How would this happen? “You can put pressure on advertisers and corporations that run them,” GOP strategist Matt Mackowiak said to Darcy and Engel. “Someone needs to be making sure that if you want to go open $50,000 [in ads] on Breitbart … that you get a phone call that follows that up and makes clear you’re not helping.” And Ruffini mused to me, speaking hypothetically, that perhaps conservative institutions and organizations like CPAC might end up trying to disassociate themselves from media outlets like Breitbart.
Still, the problem here is that these commentators and media outlets get their influence because they can get ratings and clicks — and behind those ratings and clicks are actual people attracted to that content. Breitbart has set traffic records this year as it’s championed Trump when other conservative websites wouldn’t. Hannity recently bragged that his show “pays the bills” for Fox.
In many cases, these hosts are deliberately delivering what their viewers want, as Robert Draper recently concluded in a New York Times magazine feature. And when some big-name conservative commentators have ended up criticizing Trump, they’ve been subjected to intense backlash from his fans, as Fox’s Megyn Kelly and Redstate’s Erick Erickson were.
“There’s clearly a market for Trumpism,” says Schmidt. “So anywhere there’s opportunity to communicate to a sizable market, there’s gonna be people doing it.” Indeed, even if the biggest names abandon Trump, he could still have conspiracy theorist Alex Jones in his corner, plus the newly-minted pundits have sprung up supporting Trump this year and the legions of websites that post false pro-Trump content optimized to go viral on Facebook.
Breitbart in particular seems set on establishing itself as the home for Trumpism after the election, whether Bannon and Trump end up going into business together or not. “I think what you’re gonna see,” Schmidt predicted to me, “is Steve Bannon monetizing 30 percent of the electorate into a UKIP-style movement and a billion-dollar media business.”
Bannon himself was nearly as blunt to Bloomberg Businessweek’s Josh Green and Sasha Issenberg, saying the Trump campaign had built “the underlying apparatus for a political movement that’s going to propel us to victory on Nov. 8 and dominate Republican politics after that.”
We’ll see about the “victory” part in a week, but Bannon is suggesting that his post-election ambitions will be very big indeed — and that he doesn’t want to stop with merely getting more clicks and making more money.

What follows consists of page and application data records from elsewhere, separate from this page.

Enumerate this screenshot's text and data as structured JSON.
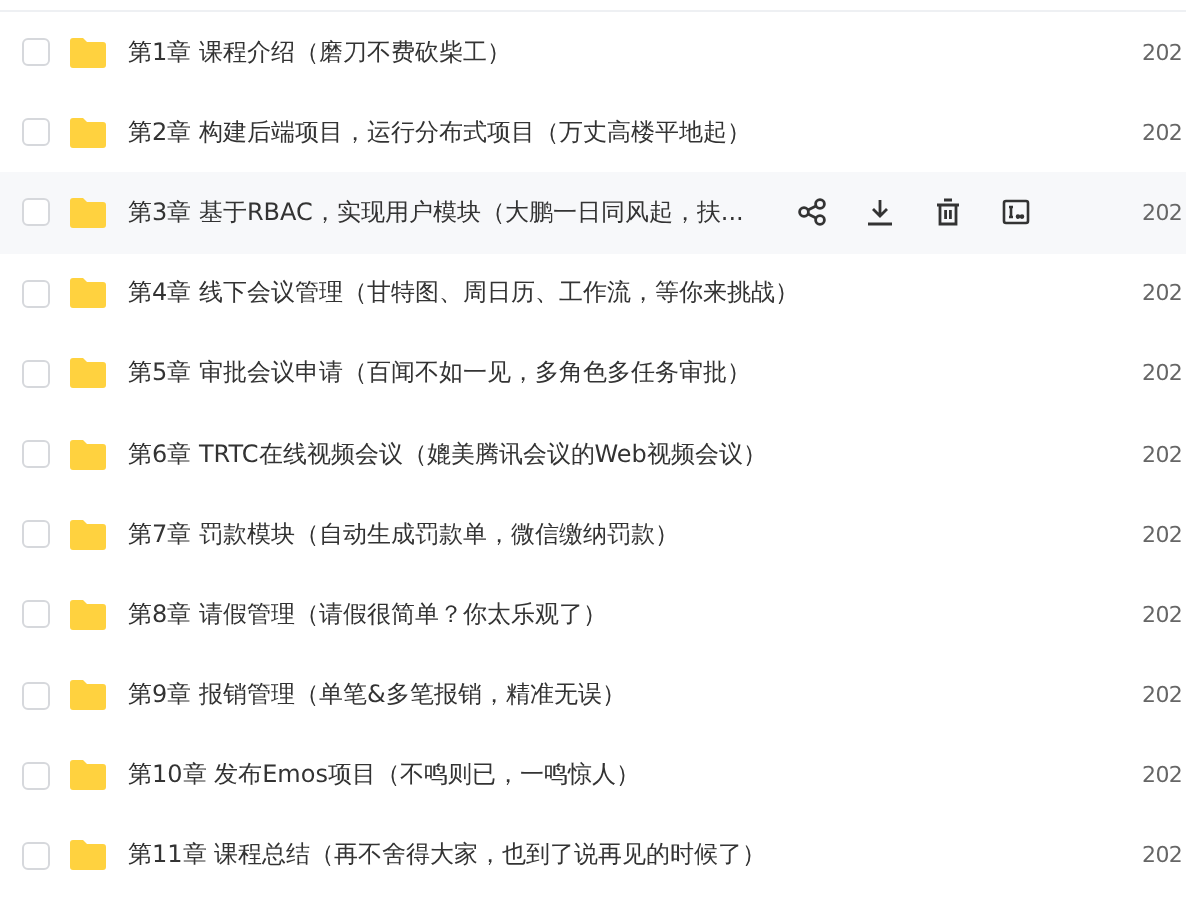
{
  "files": [
    {
      "name": "第1章 课程介绍（磨刀不费砍柴工）",
      "date": "202",
      "checked": false,
      "hovered": false
    },
    {
      "name": "第2章 构建后端项目，运行分布式项目（万丈高楼平地起）",
      "date": "202",
      "checked": false,
      "hovered": false
    },
    {
      "name": "第3章 基于RBAC，实现用户模块（大鹏一日同风起，扶...",
      "date": "202",
      "checked": false,
      "hovered": true
    },
    {
      "name": "第4章 线下会议管理（甘特图、周日历、工作流，等你来挑战）",
      "date": "202",
      "checked": false,
      "hovered": false
    },
    {
      "name": "第5章 审批会议申请（百闻不如一见，多角色多任务审批）",
      "date": "202",
      "checked": false,
      "hovered": false
    },
    {
      "name": "第6章 TRTC在线视频会议（媲美腾讯会议的Web视频会议）",
      "date": "202",
      "checked": false,
      "hovered": false
    },
    {
      "name": "第7章 罚款模块（自动生成罚款单，微信缴纳罚款）",
      "date": "202",
      "checked": false,
      "hovered": false
    },
    {
      "name": "第8章 请假管理（请假很简单？你太乐观了）",
      "date": "202",
      "checked": false,
      "hovered": false
    },
    {
      "name": "第9章 报销管理（单笔&多笔报销，精准无误）",
      "date": "202",
      "checked": false,
      "hovered": false
    },
    {
      "name": "第10章 发布Emos项目（不鸣则已，一鸣惊人）",
      "date": "202",
      "checked": false,
      "hovered": false
    },
    {
      "name": "第11章 课程总结（再不舍得大家，也到了说再见的时候了）",
      "date": "202",
      "checked": false,
      "hovered": false
    }
  ]
}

He wants to transform the GOP.
Battleground No. 2: Congress (and Paul Ryan’s future)
Photo Desk / AFP / Getty
Except for the 2016 presidential primary, the most vicious internecine Republican Party fights in the past few years have been fought in Congress — and, in particular, in the House of Representatives.
And the rising bad blood between Speaker Paul Ryan and Trump’s biggest supporters suggests many more of these fights are still to come.